The United Nations Secretary-General António Guterres has welcomed India's G20 Presidency’s focus on “One Earth, One Family, One Future”. He wanted the G20 leaders to show leadership in two priority areas – climate change and sustainable development goals (SDGs).
On a visit to New Delhi to participate in the two-day 18th G20 Heads of State and Government Summit that begins on September 9, Guterres says he hopes that “India’s presidency of the G20 will help lead to the kind of transformative change our world so desperately needs, in line with the repeated commitment of India to act on the behalf of Global South and its determination to pursue the development agenda”.
Addressing a press conference on the eve of the Summit, the Secretary-General says while the human population is indeed one global family, it resembles a rather dysfunctional one today. “Divisions are growing, tensions are flaring up, and trust is eroding – which together raise the spectre of fragmentation, and ultimately, confrontation,” he says.
According to Guterres, the global financial architecture is outdated, dysfunctional, and unfair and requires deep, structural reform. The same can be said about the United Nations Security Council too, he adds.
He calls for effective international institutions rooted in 21st-century realities and based on the UN Charter and international law and says that is why he has been advocating for bold steps to make those global institutions truly universal and representative of today’s realities, and more responsive to the needs of developing economies.
Pointing out that the climate crisis is worsening dramatically, he says the collective response is lacking in ambition, credibility, and urgency. “Wars and conflicts are multiplying – but efforts to advance peace are faltering. New technologies are raising red flags – but actions to contain the risks remain too slow and too piecemeal. Poverty, hunger, and inequalities are growing – but global solidarity is missing in action. I have come to the G20 with a simple but urgent appeal: we cannot go on like this. We must come together and act together for the common good,” Guterres says.
Highlighting the need for the G20 leadership to prioritise climate action, he says the climate crisis is spiralling out of control and G20 countries are responsible for 80% of global emissions. “Half-measures will not prevent full climate breakdown. Leadership means: keeping the 1.5 degree goal alive, rebuilding trust based on climate justice, and advancing a just and equitable transition to a green economy,” he says.
Highlighting the need for G20 leadership to show leadership in saving the Sustainable Development Goals (SDGs), he suggests a series of measures including an SDG Stimulus of at least $500 billion per year and an effective debt workout mechanism to support payment suspensions, longer lending terms and lower rates on fairer terms to developing countries in distress. He also calls for meaningful capitalisation and changes in the business model of Multilateral Development Banks to be able to massively leverage private finance at a reasonable cost to developing countries.

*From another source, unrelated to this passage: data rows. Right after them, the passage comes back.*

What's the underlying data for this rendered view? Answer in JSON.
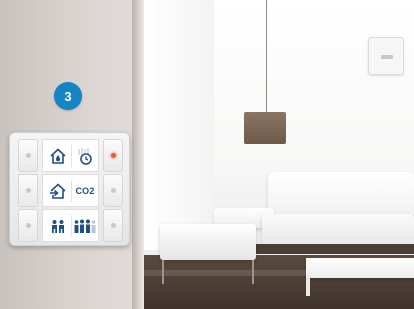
{
  "badge": {
    "number": "3",
    "color": "#1584c6"
  },
  "panel": {
    "rows": [
      {
        "left_icon": "home-water-drop-icon",
        "right_icon": "temperature-clock-icon",
        "led": true
      },
      {
        "left_icon": "home-enter-arrow-icon",
        "right_label": "CO2",
        "led": false
      },
      {
        "left_icon": "two-people-icon",
        "right_icon": "group-people-icon",
        "led": false
      }
    ],
    "icon_color": "#1e4f8a",
    "led_color": "#f05a28"
  }
}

These actions can catalyse SDG progress and help developing economies invest in key transitions across energy, food systems, digital, education, health, decent jobs, and social protection, he says.